Return each line in the records below that includes "Canyon".
------------------------------
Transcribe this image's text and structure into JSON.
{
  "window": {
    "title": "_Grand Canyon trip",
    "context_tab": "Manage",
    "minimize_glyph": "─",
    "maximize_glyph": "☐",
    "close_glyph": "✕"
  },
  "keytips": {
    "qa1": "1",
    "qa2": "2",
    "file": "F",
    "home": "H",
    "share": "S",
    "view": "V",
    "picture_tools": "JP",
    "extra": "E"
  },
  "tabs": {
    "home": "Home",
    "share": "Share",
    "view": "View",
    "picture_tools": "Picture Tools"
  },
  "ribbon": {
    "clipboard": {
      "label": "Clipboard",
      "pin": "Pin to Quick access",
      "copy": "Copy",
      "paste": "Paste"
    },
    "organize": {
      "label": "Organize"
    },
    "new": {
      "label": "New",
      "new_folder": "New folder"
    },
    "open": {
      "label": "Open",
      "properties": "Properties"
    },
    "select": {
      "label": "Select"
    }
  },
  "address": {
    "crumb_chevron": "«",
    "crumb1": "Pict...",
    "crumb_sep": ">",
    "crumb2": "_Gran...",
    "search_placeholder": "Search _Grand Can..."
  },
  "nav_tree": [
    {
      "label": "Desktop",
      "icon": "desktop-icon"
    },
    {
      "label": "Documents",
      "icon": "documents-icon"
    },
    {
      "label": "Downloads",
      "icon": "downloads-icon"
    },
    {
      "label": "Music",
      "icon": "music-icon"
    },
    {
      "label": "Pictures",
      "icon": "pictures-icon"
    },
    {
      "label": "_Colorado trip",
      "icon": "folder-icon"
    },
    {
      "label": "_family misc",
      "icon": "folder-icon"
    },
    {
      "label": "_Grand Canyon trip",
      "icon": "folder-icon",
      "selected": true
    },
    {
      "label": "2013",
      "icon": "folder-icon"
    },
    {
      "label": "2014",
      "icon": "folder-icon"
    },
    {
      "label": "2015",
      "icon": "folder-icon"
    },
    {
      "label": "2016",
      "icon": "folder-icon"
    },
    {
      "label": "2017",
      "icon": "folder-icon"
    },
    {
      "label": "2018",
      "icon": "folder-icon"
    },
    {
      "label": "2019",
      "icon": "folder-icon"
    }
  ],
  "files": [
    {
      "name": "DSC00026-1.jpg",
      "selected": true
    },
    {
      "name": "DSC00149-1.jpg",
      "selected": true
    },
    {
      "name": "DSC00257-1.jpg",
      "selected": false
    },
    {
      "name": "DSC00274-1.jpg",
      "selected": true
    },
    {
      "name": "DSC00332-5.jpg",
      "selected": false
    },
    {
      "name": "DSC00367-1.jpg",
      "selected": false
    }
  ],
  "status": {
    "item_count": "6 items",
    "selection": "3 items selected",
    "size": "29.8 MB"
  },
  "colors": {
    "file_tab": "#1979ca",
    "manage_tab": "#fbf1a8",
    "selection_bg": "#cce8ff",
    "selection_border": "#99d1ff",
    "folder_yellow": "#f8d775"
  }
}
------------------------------
RESULT
    "title": "_Grand Canyon trip",
      "label": "_Grand Canyon trip",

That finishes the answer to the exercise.